As I close, I encourage to ask what story best explains your experience as a human being? Creation by a just, loving, eternal God from whom we are alienated fits perfectly with our experience. By contrast, the most distinctly human experiences, like shame, empathy, death anxiety and morality, are difficult to explain within the dominant story told in Western scientific and popular discourse, that we evolved through a mindless, purposeless process. Even our recognition of this oddity is another pointer beyond our experience. How can irrational, non-intelligent forces create rational, intelligent creatures? Why does orderly thinking allow us to discover truths about an orderly universe? How does order come from chaos?
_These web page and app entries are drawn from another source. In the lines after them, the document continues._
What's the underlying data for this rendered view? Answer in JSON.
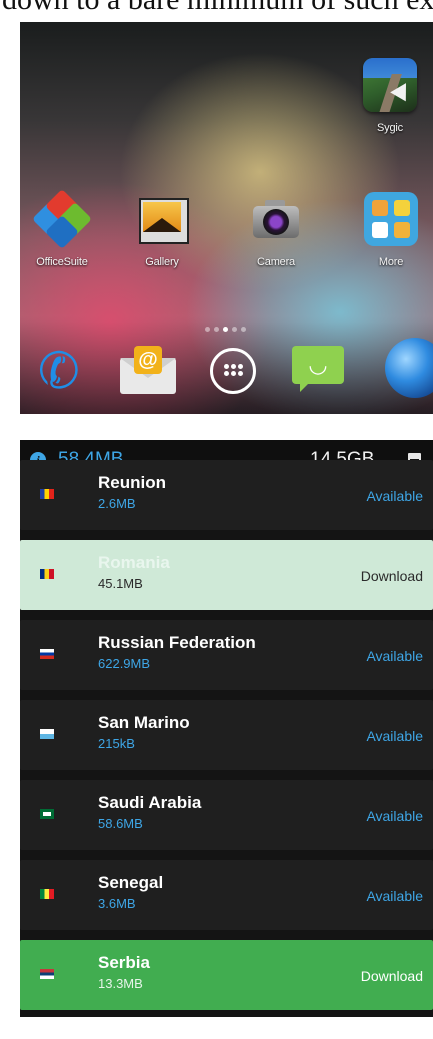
{
  "caption": "down to a bare minimum of such extrans.",
  "home": {
    "apps": [
      {
        "label": "Sygic"
      },
      {
        "label": "OfficeSuite"
      },
      {
        "label": "Gallery"
      },
      {
        "label": "Camera"
      },
      {
        "label": "More"
      }
    ],
    "page_indicator": {
      "pages": 5,
      "current": 3
    },
    "dock": [
      "phone-icon",
      "email-icon",
      "app-drawer-icon",
      "messaging-icon",
      "browser-icon"
    ]
  },
  "downloads": {
    "status": {
      "memory": "58.4MB",
      "storage": "14.5GB"
    },
    "colors": {
      "accent": "#3ea6e6",
      "selected_row": "#cfe9d7",
      "downloading_row": "#41ad50",
      "row_bg": "#1f1f1f"
    },
    "countries": [
      {
        "name": "Reunion",
        "size": "2.6MB",
        "state": "Available"
      },
      {
        "name": "Romania",
        "size": "45.1MB",
        "state": "Download"
      },
      {
        "name": "Russian Federation",
        "size": "622.9MB",
        "state": "Available"
      },
      {
        "name": "San Marino",
        "size": "215kB",
        "state": "Available"
      },
      {
        "name": "Saudi Arabia",
        "size": "58.6MB",
        "state": "Available"
      },
      {
        "name": "Senegal",
        "size": "3.6MB",
        "state": "Available"
      },
      {
        "name": "Serbia",
        "size": "13.3MB",
        "state": "Download"
      }
    ]
  }
}
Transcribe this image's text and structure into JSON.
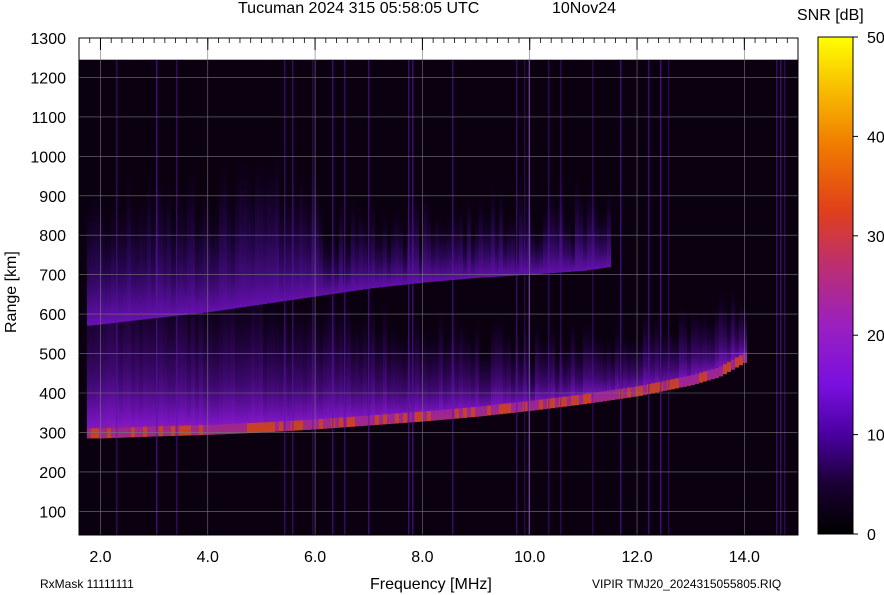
{
  "chart_data": {
    "type": "heatmap",
    "title": "Tucuman 2024 315 05:58:05 UTC",
    "date_label": "10Nov24",
    "xlabel": "Frequency [MHz]",
    "ylabel": "Range [km]",
    "colorbar_label": "SNR [dB]",
    "xlim": [
      1.6,
      15.0
    ],
    "ylim": [
      40,
      1300
    ],
    "x_ticks": [
      2.0,
      4.0,
      6.0,
      8.0,
      10.0,
      12.0,
      14.0
    ],
    "x_tick_labels": [
      "2.0",
      "4.0",
      "6.0",
      "8.0",
      "10.0",
      "12.0",
      "14.0"
    ],
    "y_ticks": [
      100,
      200,
      300,
      400,
      500,
      600,
      700,
      800,
      900,
      1000,
      1100,
      1200,
      1300
    ],
    "y_tick_labels": [
      "100",
      "200",
      "300",
      "400",
      "500",
      "600",
      "700",
      "800",
      "900",
      "1000",
      "1100",
      "1200",
      "1300"
    ],
    "colorbar_range": [
      0,
      50
    ],
    "colorbar_ticks": [
      0,
      10,
      20,
      30,
      40,
      50
    ],
    "colorbar_tick_labels": [
      "0",
      "10",
      "20",
      "30",
      "40",
      "50"
    ],
    "data_top_km": 1245,
    "grid": true,
    "traces": [
      {
        "name": "",
        "x": [
          1.7,
          2.0,
          3.0,
          4.0,
          5.0,
          6.0,
          7.0,
          8.0,
          9.0,
          10.0,
          11.0,
          12.0,
          13.0,
          13.5,
          14.0
        ],
        "y": [
          285,
          285,
          290,
          294,
          300,
          308,
          318,
          328,
          340,
          355,
          372,
          392,
          420,
          440,
          478
        ]
      },
      {
        "name": "",
        "x": [
          1.7,
          2.0,
          3.0,
          4.0,
          5.0,
          6.0,
          7.0,
          8.0,
          9.0,
          10.0,
          11.0,
          11.5
        ],
        "y": [
          570,
          574,
          590,
          605,
          625,
          645,
          665,
          680,
          692,
          700,
          710,
          720
        ]
      }
    ]
  },
  "footer": {
    "rx_mask": "RxMask 11111111",
    "file_label": "VIPIR  TMJ20_2024315055805.RIQ"
  }
}
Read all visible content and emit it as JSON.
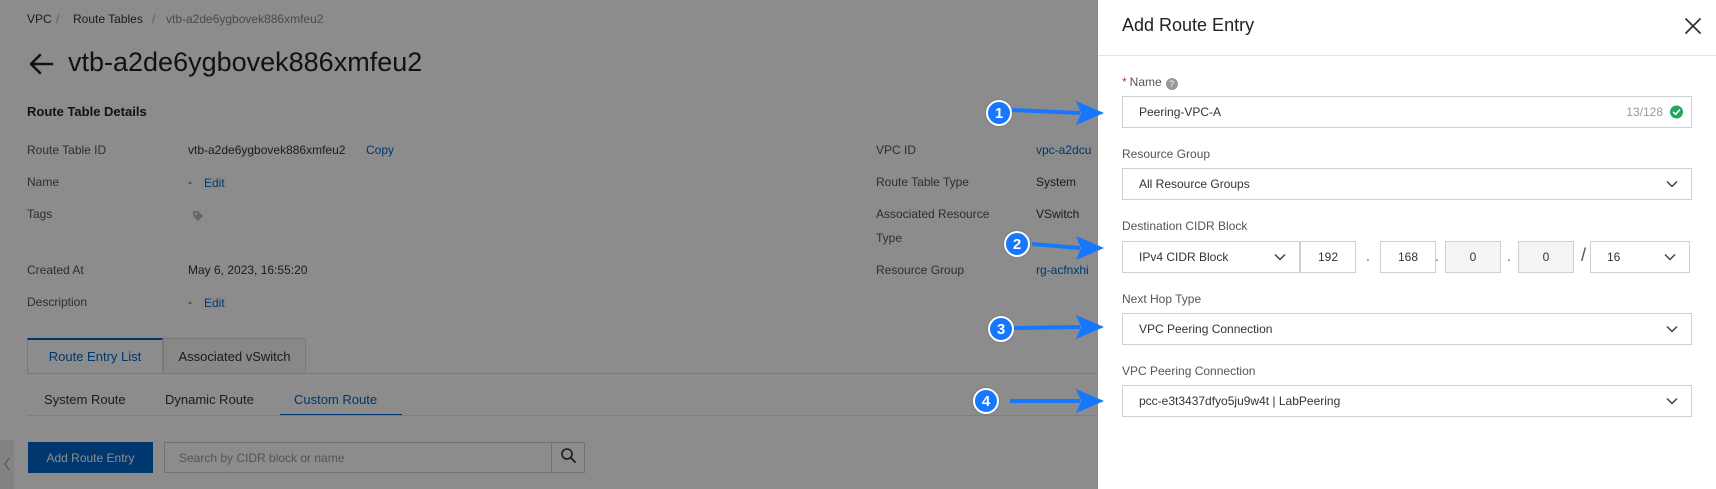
{
  "breadcrumb": [
    "VPC",
    "Route Tables",
    "vtb-a2de6ygbovek886xmfeu2"
  ],
  "page_title": "vtb-a2de6ygbovek886xmfeu2",
  "details": {
    "section_title": "Route Table Details",
    "route_table_id_label": "Route Table ID",
    "route_table_id_value": "vtb-a2de6ygbovek886xmfeu2",
    "copy_label": "Copy",
    "name_label": "Name",
    "name_value": "-",
    "edit_label": "Edit",
    "tags_label": "Tags",
    "created_at_label": "Created At",
    "created_at_value": "May 6, 2023, 16:55:20",
    "description_label": "Description",
    "description_value": "-",
    "vpc_id_label": "VPC ID",
    "vpc_id_value": "vpc-a2dcu",
    "route_table_type_label": "Route Table Type",
    "route_table_type_value": "System",
    "assoc_resource_label_1": "Associated Resource",
    "assoc_resource_label_2": "Type",
    "assoc_resource_value": "VSwitch",
    "resource_group_label": "Resource Group",
    "resource_group_value": "rg-acfnxhi"
  },
  "tabs": [
    "Route Entry List",
    "Associated vSwitch"
  ],
  "subtabs": [
    "System Route",
    "Dynamic Route",
    "Custom Route"
  ],
  "add_route_entry_button": "Add Route Entry",
  "search_placeholder": "Search by CIDR block or name",
  "drawer": {
    "title": "Add Route Entry",
    "name_label": "Name",
    "required_mark": "*",
    "help_mark": "?",
    "name_value": "Peering-VPC-A",
    "name_count": "13/128",
    "resource_group_label": "Resource Group",
    "resource_group_value": "All Resource Groups",
    "destination_label": "Destination CIDR Block",
    "cidr_type_value": "IPv4 CIDR Block",
    "octets": [
      "192",
      "168",
      "0",
      "0"
    ],
    "octet_sep": ".",
    "prefix_sep": "/",
    "prefix_value": "16",
    "next_hop_label": "Next Hop Type",
    "next_hop_value": "VPC Peering Connection",
    "peering_label": "VPC Peering Connection",
    "peering_value": "pcc-e3t3437dfyo5ju9w4t | LabPeering"
  },
  "callouts": [
    "1",
    "2",
    "3",
    "4"
  ],
  "colors": {
    "accent": "#0064c8",
    "callout": "#1677ff",
    "success": "#23a55a"
  }
}
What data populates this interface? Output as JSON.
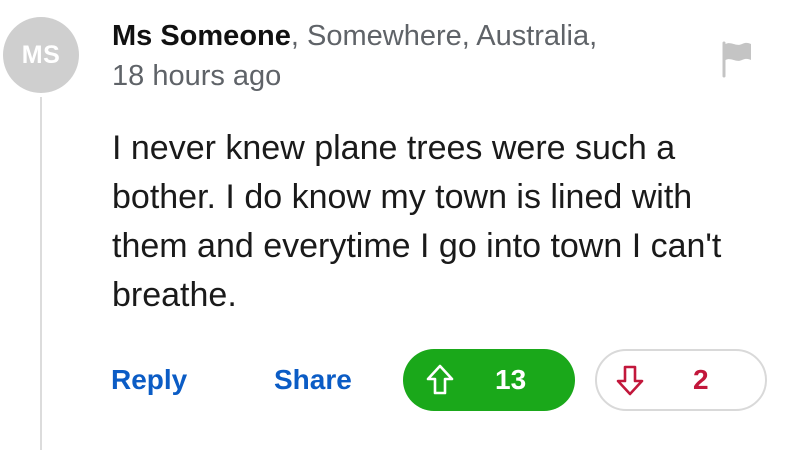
{
  "comment": {
    "avatar_initials": "MS",
    "author": "Ms Someone",
    "location": ", Somewhere, Australia,",
    "timestamp": "18 hours ago",
    "body": "I never knew plane trees were such a bother. I do know my town is lined with them and everytime I go into town I can't breathe.",
    "flag_icon": "flag-icon"
  },
  "actions": {
    "reply_label": "Reply",
    "share_label": "Share",
    "upvote_count": "13",
    "downvote_count": "2",
    "upvote_icon": "arrow-up-icon",
    "downvote_icon": "arrow-down-icon"
  },
  "colors": {
    "link": "#0b5cc5",
    "upvote_bg": "#1aa81a",
    "downvote_fg": "#c2173b",
    "avatar_bg": "#cfcfcf",
    "meta_text": "#5f6368"
  }
}
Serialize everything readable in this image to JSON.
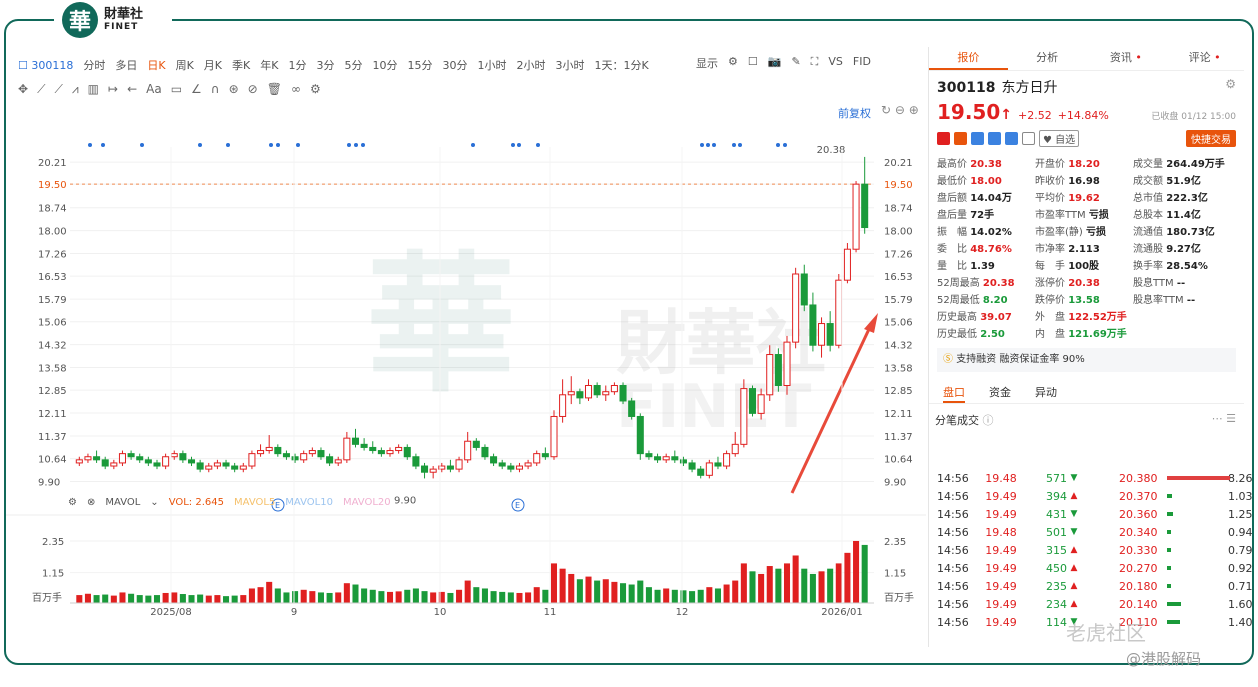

Christianity, I am convinced, explains human experience more fully than either atheism or any alternative account. That means it would be an odd thing not to consider it. Scientific enquiry looks for the best fit explanation for what is observed in the physical world. Why would we not follow the same logic in reflecting on our experience? I maintain that the Christian story is both plausible and true. I am convinced that the man Jesus Christ, who lived in modern-day Israel two millennia ago, had a unique authority to explain ultimate truth and to reveal God to us. I believe His death and resurrection were the turning point of human history, having a spiritual significance that spans human history. I believe the biblical story tells us not only where we have come for, but where we are heading to, and that it tells us what is required for us to be included in God’s glorious plans for the future. I believe that to discover Jesus is to discover the true purpose of life and to reject Him is to miss the real reason for existence. I believe that human experience cries out for God. In the words of Augustine of Hippo, who converted to Christianity in the fourth century: “You have made us for yourself, O Lord, and our hearts are restless until they find their rest in you.”
I realise nothing I have said here ‘proves’ the truth of Christianity, but I hope I have convinced you to at least consider the possibility that it may be true. If so, I would urge you to investigate it further by reading the Bible, talking to a Christian friend and talking to the God who may be there. There are so many other reasons pointing to the plausibility and truth of the Christian message – experience is just one. It is, however, an important one. I pray that through Jesus Christ, you may come to know the God who is the end goal of every desire and the giver of every good experience and the. The God who, in the words of the apostle Paul recorded in the Bible, “provides you with plenty of food and fills your hearts with joy”.[xxxi]
Paul Coulter is the Director of the Centre for Christianity in Society.
Opinions expressed in this article are the author's own and do not necessarily reflect the view of the Centre for Christianity in Society, its Directors or its Associates.
[i] Ryder, Richard (2005) ‘All beings that feel pain deserve human rights’, Guardian Available: http://www.theguardian.com/uk/2005/aug/06/animalwelfare [accessed 13 May 2015] [ii] ‘Mission and Vision’, Great Ape Project. Available: http://www.projetogap.org.br/en/mission-and-vision/ [accessed 13 May 2015] [iii] In fact, contrary to Morris’s claim, humans are no less hairy than great apes in terms of the number of hairs per square centimetre – our apparent nakedness ar